Clausen v M/V New Carissa

No 01-35928 (9th Circuit, 12 August 2003)

Novel and unresearched expert evidence


In this American case, 3.5 million oysters had been killed in Coos Bay, Oregon. At first instance, the district court had accepted the evidence of an expert marine biologist that the oysters had been killed by an oil spillage from a freighter. That evidence was such that there was little in the way of supportive scientific literature for his theory.


What had been responsible for the death of the oysters?

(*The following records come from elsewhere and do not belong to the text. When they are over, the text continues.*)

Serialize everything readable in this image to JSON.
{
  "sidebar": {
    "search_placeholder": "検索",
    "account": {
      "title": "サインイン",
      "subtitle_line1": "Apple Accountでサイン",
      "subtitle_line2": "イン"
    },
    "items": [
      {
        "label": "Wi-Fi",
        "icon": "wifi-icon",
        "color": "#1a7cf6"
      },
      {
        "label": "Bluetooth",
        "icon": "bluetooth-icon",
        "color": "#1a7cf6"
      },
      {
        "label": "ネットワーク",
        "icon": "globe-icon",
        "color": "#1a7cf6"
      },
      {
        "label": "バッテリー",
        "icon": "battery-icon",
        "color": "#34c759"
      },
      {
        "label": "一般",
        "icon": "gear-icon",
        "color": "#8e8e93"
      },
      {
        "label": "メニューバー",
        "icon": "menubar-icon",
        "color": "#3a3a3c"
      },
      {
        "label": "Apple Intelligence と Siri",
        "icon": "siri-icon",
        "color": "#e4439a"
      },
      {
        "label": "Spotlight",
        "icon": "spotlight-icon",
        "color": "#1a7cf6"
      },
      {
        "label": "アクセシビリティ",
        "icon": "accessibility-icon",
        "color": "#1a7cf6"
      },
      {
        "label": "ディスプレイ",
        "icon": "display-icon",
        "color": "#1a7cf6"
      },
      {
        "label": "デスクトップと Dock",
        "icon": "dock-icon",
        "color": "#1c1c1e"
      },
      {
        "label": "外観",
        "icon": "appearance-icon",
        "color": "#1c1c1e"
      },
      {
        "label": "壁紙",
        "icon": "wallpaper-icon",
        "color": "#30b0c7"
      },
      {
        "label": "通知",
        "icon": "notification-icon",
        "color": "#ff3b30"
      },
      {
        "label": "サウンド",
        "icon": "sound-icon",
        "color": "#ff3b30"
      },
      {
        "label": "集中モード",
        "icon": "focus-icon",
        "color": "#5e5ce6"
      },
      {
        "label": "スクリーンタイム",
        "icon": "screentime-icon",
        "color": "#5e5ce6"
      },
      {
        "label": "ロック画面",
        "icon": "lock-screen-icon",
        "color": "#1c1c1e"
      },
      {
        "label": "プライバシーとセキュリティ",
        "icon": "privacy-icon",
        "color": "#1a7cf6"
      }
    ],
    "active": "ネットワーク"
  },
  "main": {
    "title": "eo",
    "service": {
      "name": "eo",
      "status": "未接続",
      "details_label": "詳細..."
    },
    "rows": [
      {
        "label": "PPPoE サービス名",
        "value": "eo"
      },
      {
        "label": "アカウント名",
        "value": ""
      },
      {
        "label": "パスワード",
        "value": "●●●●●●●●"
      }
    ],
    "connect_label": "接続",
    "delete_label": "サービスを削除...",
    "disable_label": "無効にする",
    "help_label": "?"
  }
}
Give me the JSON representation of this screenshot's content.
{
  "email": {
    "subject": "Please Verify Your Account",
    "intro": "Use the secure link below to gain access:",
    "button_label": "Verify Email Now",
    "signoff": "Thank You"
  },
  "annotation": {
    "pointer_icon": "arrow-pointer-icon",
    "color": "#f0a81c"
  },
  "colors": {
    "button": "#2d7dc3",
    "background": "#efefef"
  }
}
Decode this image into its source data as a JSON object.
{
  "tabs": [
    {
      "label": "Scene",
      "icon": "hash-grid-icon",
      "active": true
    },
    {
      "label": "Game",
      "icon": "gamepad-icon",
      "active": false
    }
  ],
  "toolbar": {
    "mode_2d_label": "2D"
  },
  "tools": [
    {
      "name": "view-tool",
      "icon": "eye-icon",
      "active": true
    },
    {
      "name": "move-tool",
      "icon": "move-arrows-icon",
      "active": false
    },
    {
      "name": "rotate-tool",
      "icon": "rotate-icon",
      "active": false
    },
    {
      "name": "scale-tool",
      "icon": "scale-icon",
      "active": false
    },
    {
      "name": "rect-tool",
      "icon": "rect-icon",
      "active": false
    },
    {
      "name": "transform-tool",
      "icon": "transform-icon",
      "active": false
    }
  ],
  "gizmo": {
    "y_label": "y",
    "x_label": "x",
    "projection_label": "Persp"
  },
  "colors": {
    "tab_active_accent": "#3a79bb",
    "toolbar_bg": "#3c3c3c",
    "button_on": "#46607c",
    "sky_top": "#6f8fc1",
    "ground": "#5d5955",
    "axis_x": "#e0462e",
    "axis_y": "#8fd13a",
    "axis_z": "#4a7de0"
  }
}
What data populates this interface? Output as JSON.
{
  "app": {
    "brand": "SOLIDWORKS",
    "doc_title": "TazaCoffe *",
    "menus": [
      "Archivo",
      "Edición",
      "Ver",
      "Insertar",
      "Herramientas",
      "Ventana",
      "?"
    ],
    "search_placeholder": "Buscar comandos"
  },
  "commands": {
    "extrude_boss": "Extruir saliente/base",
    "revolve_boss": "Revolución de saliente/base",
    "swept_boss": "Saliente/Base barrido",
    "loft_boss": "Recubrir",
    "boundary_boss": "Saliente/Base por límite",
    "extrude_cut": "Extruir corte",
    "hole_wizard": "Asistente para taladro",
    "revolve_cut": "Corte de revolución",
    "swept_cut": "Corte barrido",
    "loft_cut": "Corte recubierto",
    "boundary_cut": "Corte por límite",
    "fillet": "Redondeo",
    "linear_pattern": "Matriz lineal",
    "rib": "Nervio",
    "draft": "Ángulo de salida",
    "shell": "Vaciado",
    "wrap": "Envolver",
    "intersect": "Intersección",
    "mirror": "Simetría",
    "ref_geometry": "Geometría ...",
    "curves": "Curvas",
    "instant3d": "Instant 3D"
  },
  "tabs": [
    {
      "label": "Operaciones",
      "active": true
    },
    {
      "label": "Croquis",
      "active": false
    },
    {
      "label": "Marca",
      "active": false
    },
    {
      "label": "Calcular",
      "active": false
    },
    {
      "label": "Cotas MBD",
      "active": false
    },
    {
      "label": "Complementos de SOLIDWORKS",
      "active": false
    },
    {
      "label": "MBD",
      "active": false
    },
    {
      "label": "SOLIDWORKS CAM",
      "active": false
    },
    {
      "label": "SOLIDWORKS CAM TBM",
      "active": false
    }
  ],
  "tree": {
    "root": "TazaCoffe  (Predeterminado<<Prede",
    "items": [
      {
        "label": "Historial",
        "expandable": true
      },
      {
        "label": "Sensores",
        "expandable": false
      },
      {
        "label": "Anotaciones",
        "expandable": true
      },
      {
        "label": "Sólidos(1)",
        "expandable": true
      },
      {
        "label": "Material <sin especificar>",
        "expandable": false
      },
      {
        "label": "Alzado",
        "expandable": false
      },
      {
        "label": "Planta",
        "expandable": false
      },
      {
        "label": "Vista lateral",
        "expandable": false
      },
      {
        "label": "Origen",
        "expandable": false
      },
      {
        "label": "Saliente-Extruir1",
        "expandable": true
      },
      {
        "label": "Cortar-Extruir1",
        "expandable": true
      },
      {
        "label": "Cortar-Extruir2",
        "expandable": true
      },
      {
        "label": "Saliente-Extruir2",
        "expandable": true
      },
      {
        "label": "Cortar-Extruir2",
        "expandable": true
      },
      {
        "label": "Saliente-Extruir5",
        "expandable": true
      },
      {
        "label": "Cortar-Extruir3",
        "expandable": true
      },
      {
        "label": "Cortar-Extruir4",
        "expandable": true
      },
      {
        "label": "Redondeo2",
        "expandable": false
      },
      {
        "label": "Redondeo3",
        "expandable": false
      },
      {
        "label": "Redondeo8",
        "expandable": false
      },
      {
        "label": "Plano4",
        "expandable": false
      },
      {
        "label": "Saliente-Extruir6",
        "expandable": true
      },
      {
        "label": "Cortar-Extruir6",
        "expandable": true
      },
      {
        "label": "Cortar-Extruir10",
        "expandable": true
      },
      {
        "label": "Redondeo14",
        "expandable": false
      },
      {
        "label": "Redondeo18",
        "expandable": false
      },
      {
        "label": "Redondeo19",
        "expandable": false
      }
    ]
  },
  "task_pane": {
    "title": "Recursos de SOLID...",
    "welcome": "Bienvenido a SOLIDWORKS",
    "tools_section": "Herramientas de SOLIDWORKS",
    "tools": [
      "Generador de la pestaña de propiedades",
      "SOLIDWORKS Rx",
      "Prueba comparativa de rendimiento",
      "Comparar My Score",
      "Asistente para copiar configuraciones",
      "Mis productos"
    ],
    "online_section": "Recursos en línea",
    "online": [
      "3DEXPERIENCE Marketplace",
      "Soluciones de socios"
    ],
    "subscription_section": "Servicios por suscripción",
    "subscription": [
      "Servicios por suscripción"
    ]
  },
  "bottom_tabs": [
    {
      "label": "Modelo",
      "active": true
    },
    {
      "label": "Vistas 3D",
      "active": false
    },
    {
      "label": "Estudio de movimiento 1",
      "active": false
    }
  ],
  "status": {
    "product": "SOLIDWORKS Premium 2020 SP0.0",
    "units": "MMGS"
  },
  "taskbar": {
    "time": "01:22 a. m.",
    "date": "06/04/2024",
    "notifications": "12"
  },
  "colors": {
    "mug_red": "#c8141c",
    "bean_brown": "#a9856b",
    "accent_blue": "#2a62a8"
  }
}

The court affirmed the decision to accept the testimony of the expert. Notwithstanding the relative lack of specific support in peer-reviewed studies, there was sufficient ‘objective, verifiable evidence’ that supported the expert’s testimony. That evidence included surveys of the oyster beds carried out by the expert, clinical examinations of the dead and dying oysters, proof that spilled oil was present in the oyster beds, and in the oysters themselves, as well as the ‘fact that contact toxicity is a mechanism that occurs in every animal system studied thus far.’


A field or area for expert evidence may be novel and relatively unresearched expert evidence will nevertheless be valuable in such cases.  It is suggested that the English courts would today take a similar approach.